*(Did you know that if you look up ‘growing grass’ these days you have to be specific as to lawn or marijuana?)

Yard Art?

Thursday, May 3rd, 2018

Well, I’ve heard of the Ashcan school of art which, according to Wikipedia, “was an artistic movement in the United States during the early 20th century that is best known for portraying scenes of daily life in New York, often in the city’s poorer neighborhoods.”  What was happening on our Croquet Court today wasn’t the Ashcan School.  More like the Outhouse School.

For a fact, it was happening not far from where the old outhouse used to be. Appropriate, I thought.  It could also be termed kinetic – lots of big movement. And noise.
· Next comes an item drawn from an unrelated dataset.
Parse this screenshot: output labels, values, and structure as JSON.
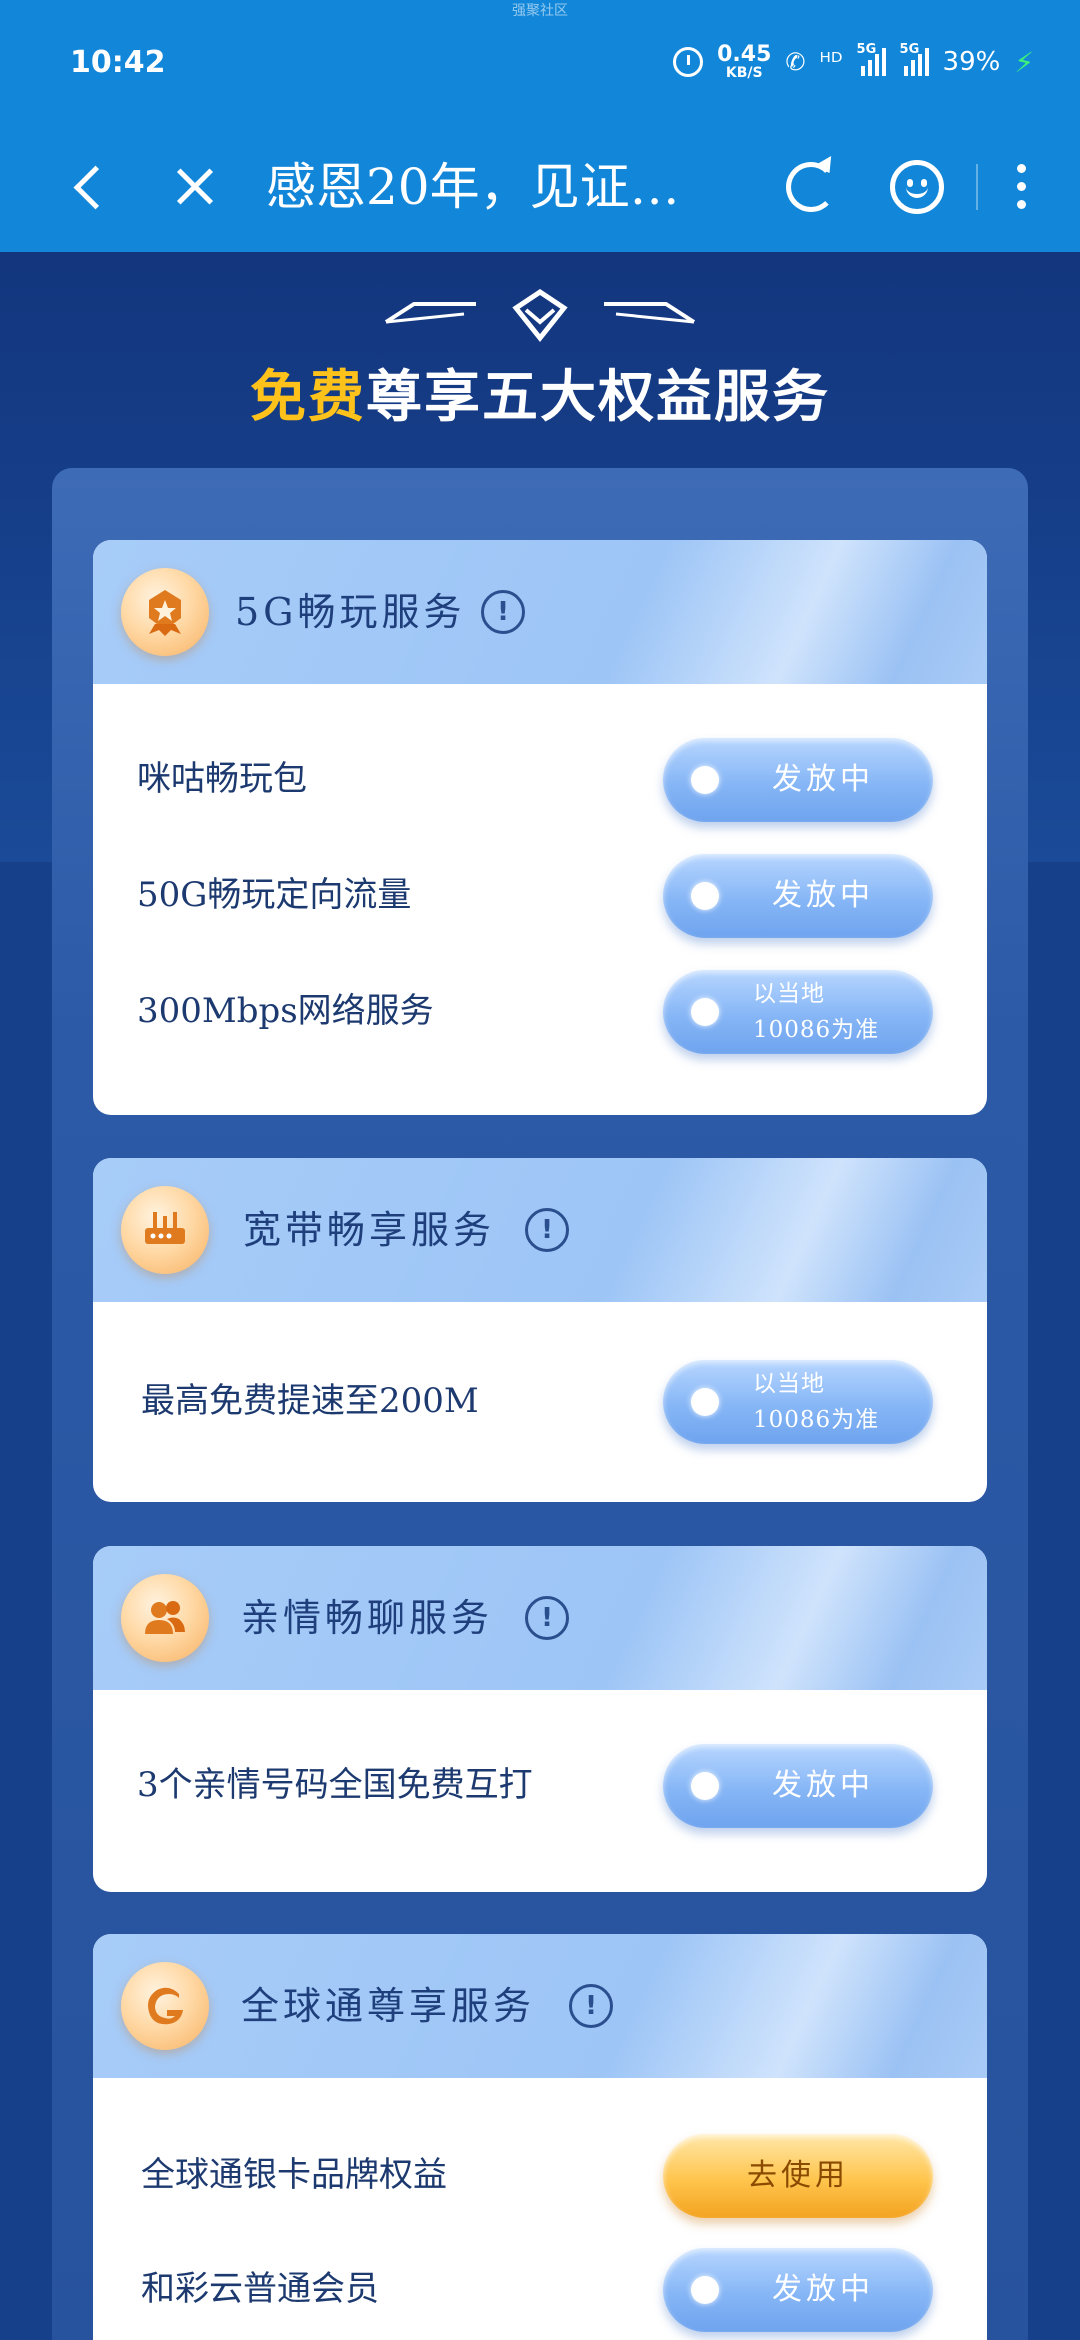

And it looked like several things were happening at once.  Dirt coming out of a big hole while sand was going in.  It’s the beginning of our new septic system – a happening right here a stone’s throw from my bedroom window.
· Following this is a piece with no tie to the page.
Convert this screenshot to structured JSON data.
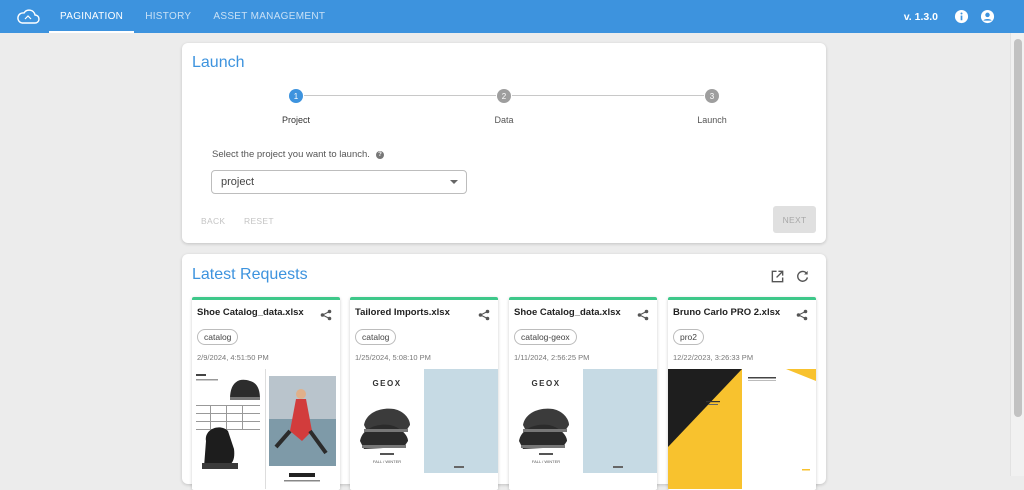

It’s one of those love/hate experiences that many of us here on the Peninsula eventually must face up to.  Living, as we do, on a fragile little sandspit with the water table not far from the surface during the rainy times, our septic systems are mega-important.  And, if you need to build one from scratch or even replace one after forty years like we do – mega-expensive.

On the other hand, when your pipes gurgle at you every time you shower or flush and you fear that something may come up the drain at you, the sooner the situation is corrected, the better.  It’s a complicated procedure these days.  There are specialists to hire.  First of all, an expert to draw a plan.  Then the county must approve it.  And then another expert with big equipment and a long waiting list must be engaged to do the work.  It all costs about leventy-leven times as much as it cost my grandfather to dig the hole for his outhouse.

And then, I suppose, there will be repair work to be done in the garden.  But, I console myself that the grass is always greener over the septic tank.  Erma Bombeck said so.  Right now, that’s about the only happy thought I have.  That and the end of gurgling.

Barbara or Pete or possibly both?

Saturday, April 28th, 2018

Barbara Poulshock – A Cate Gable Photo

We all say it.  There are just too many great things happening here – all the time and, all too often, at the same time!

Like today.  At two o’clock the Bayside Singers are having their Spring Concert at the Lutheran Church in Ocean Park and they will be unveiling the hot-off-the-laser-quick-press book of Barbara’s compositions.  We’ve been looking forward to it for a long time.

Also, today – actually, more like tonight – at seven o’clock is Astoria’s celebration of Pete Seeger.  In a tribute to mark the late folksinger/activist’s 99th birthday, three dozen or so area musicians are getting together at the Clatsop College Performing Arts Center (PAC) to sing and play some of the beloved songs we associate with Seeger – “Kisses Sweeter than Wine,” “Goodnight Irene,” “Where Have All the Flowers Gone,” and so many more.  The event is a fund-raiser for the Partners for the PAC, the group working to preserve the building.

Pete Seeger. 2009

Because of my last few weeks of nose-to-cranberry-book-grindstone, I’ve been oblivious to almost everything beyond my computer screen.  So, the news of the Seeger tribute came as a big surprise yesterday – ironically in an email.  There is no doubt in my mind that we will try to go.  The sticking point is a dinner date after Barbara’s event and before Pete’s.  Can we make it?

Nyel, bless him, says “Let’s try.”  He’s completely on board with the Bayside Singers, but I’m not sure he shares my love affair with all things Pete Seeger.  I was a fan back in the fifties when Seeger was black-listed during the McCarthy Era and in the sixties when he hosted a television show “Rainbow Quest.”  I loved it that the Kingston Trio formed, in part, to honor him and his music, and that Joan Baez sang his songs, as did every other folksinger I admired.

Astoria’s Performing Arts Center

Yes.  We’ll try to do it all today!  Barbara and Pete and, in between, dinner with friends.  It doesn’t get better than that!